"We assume customers with smaller demand are likely to switch to the new electric power companies," said Naoko Iguchi, a spokeswoman at Kyushu Electric, which lost 340 accounts in April-June - more than double the number in the previous 12 months - as it raised tariffs to cover higher fuel costs while its nuclear reactors are shut down.
Tepco has been hardest hit, losing 11,550 customers as it raised its prices by 10-17 percent. That's more than half the number of accounts it has lost since 2000, when Japan last tried to open up the market to competition. With its only remaining viable nuclear plant - the Kashiwazaki Kariwa facility in Niigata prefecture - still shut, Tepco has said it may have to increase prices again to bolster its finances.
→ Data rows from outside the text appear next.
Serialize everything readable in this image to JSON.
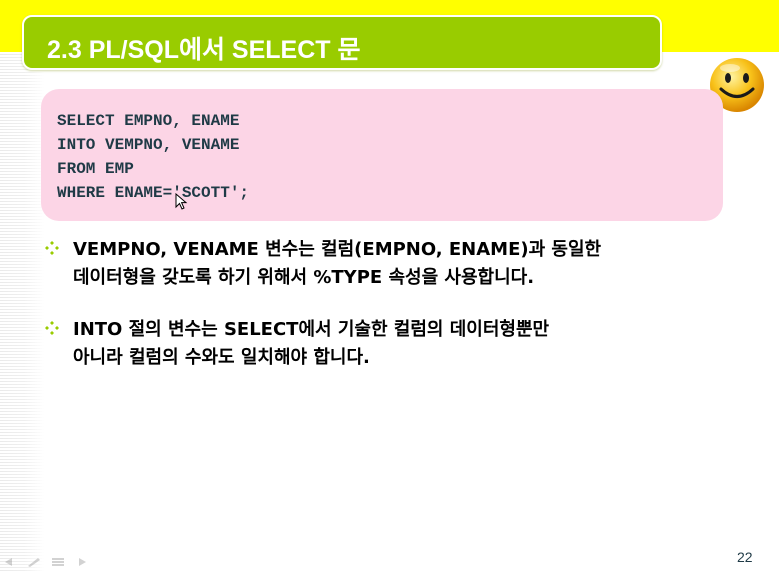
{
  "slide": {
    "title": "2.3 PL/SQL에서 SELECT 문",
    "page_number": "22"
  },
  "code_block": {
    "lines": [
      "SELECT EMPNO, ENAME",
      "INTO VEMPNO, VENAME",
      "FROM EMP",
      "WHERE ENAME='SCOTT';"
    ]
  },
  "bullets": [
    {
      "lines": [
        "VEMPNO, VENAME 변수는 컬럼(EMPNO, ENAME)과 동일한",
        "데이터형을 갖도록 하기 위해서 %TYPE 속성을 사용합니다."
      ]
    },
    {
      "lines": [
        "INTO 절의 변수는 SELECT에서 기술한 컬럼의 데이터형뿐만",
        "아니라 컬럼의 수와도 일치해야 합니다."
      ]
    }
  ],
  "icons": {
    "smiley": "smiley-face-icon",
    "bullet": "four-diamond-bullet-icon",
    "cursor": "mouse-pointer-icon"
  },
  "colors": {
    "top_band": "#ffff00",
    "title_bar": "#99cc00",
    "code_box": "#fcd5e6",
    "code_text": "#1f3a46",
    "bullet_icon": "#99cc00"
  }
}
The utility has racked up net losses of $27.4 billion since the Fukushima crisis 30 months ago.
A spokesman said Tepco offers energy savings plans to try to stop defections from its almost 29 million customers.
Chubu Electric last month broke an unwritten rule among utilities not to stray onto each others' turf by buying control of Diamond Power Corp, a Tokyo-based independent electricity supplier. Chubu Electric, Mitsubishi Corp, the seller of the Diamond Power stake, and Nippon Paper Industries Co will also build a coal-fired power station near Tokyo to supply Diamond Power.
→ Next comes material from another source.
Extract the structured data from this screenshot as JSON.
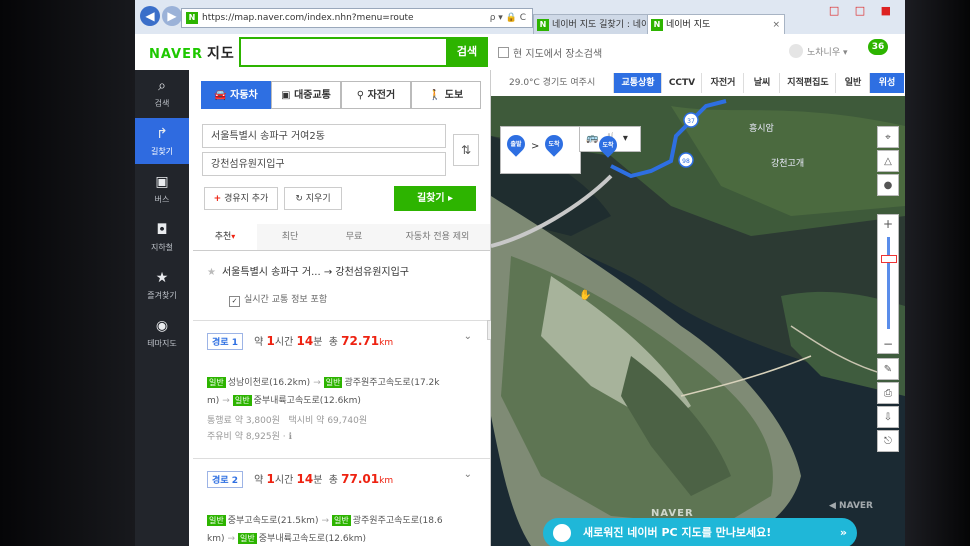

Nippon Paper, Japan's No. 2 paper producer by sales, is also branching out on its own. It registered last year to be an independent electricity supplier to sell excess in-house generated power, spokesman Koji Yoshino said, and plans to build power generation facilities in its factories around Japan, including a 110 MW coal-fired plant in Miyagi prefecture, north of Tokyo. The company has used biomass and solar power in three other locations, Yoshino said.
Others have followed suit, with more than 100 companies registering with the government as of Friday to become power producers and suppliers. Manufacturers and others are also setting up in-house generators to produce electricity and cut costs as the big regional utilities hike prices - further eating into the monopolies' market share.
"We realize competition is going to get fierce," said a spokesman at Kansai Electric, which this year raised its prices by almost 10 percent, and lost 1,050 customers in May-July.
The number of locations licensed to generate 1 MW or more of in-house power rose 4.6 percent to 3,346 in the year to end-March 31, industry ministry figures show, with manufacturers from steelmakers to drinks firms getting in on the act.
Asahi Group Holdings Ltd, Japan's second-biggest beverage maker by sales, spent about 1 billion yen ($10 million)to add a 7.8 MW gas co-generation unit at its Ibaraki brewery - inside Tepco's service area - that started in July. That, and other energy saving measures, will allow it to cut peak-time energy use across its eight breweries by about 40 percent compared to last summer, Asahi said.
Kobe Steel Ltd, which generates power at its factories using blast furnace gas as fuel, has bigger plans. Japan's No. 3 steelmaker aims to build Japan's biggest inland thermal power plant north of Tokyo, a 1,400 MW gas-fired station. The facility will be supplied by gas from an expanded network planned by Tokyo Gas Co, Japan's biggest city gas supplier and one of three shareholders of Ennet. The others are Osaka Gas Co and a unit of NTT Facilities Inc.
(Additional reporting by James Topham, Osamu Tsukimori, Leng Cheng and Guo Cheng; Editing by Ian Geoghegan)